The Board of Regents and State Attorney General Eric Schneiderman on Tuesday issued an emergency regulation to help ensure that immigrant children can attend school in New York State. The regulation comes after the New York Civil Liberties Union in October released a review that showed that many school districts across the state may be unlawfully barring the enrollment of immigrant students.

"The attorney general and Board of Regents have taken an important step toward ensuring that immigrant children can make their right to an education a reality," said NYCLU Executive Director Donna Lieberman. "All children have an equal right to a public school education, regardless of their immigration status. These regulations reduce the biggest barrier facing children across the state who only want to access an education."

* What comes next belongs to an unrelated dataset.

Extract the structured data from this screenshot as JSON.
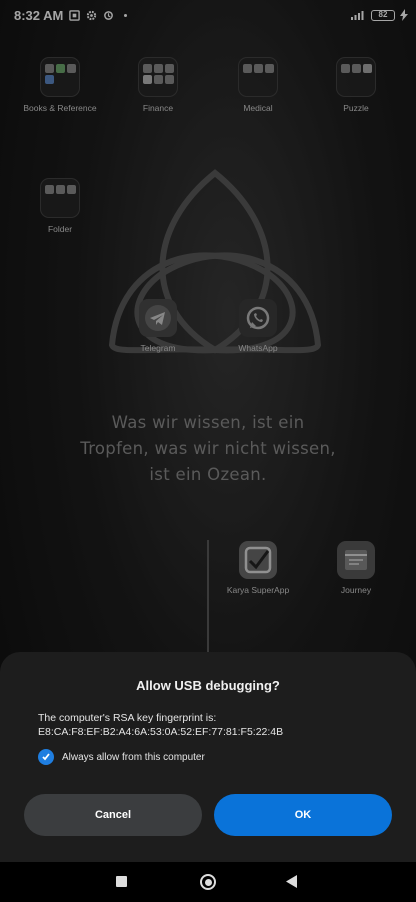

The Supreme Court in 1982 ruled that states violate the 14th Amendment when they deny undocumented children the same educational opportunity that they provide to citizens. New York State Education Law further guarantees a free public education to youth older than 5 and younger than 21 who have not earned a high school diploma. Though state schools may inquire about a student’s age and address, they break the law if they ask about a student or parent’s immigration status, require birth certificates as proof of a child’s age or otherwise impose requirements that would chill a student’s willingness to engage with the school.

The new rules, for example, include uniform registration requirements and prohibit districts from inquiring about a student's or his or her parents' immigration status as a precondition for enrolling in a school.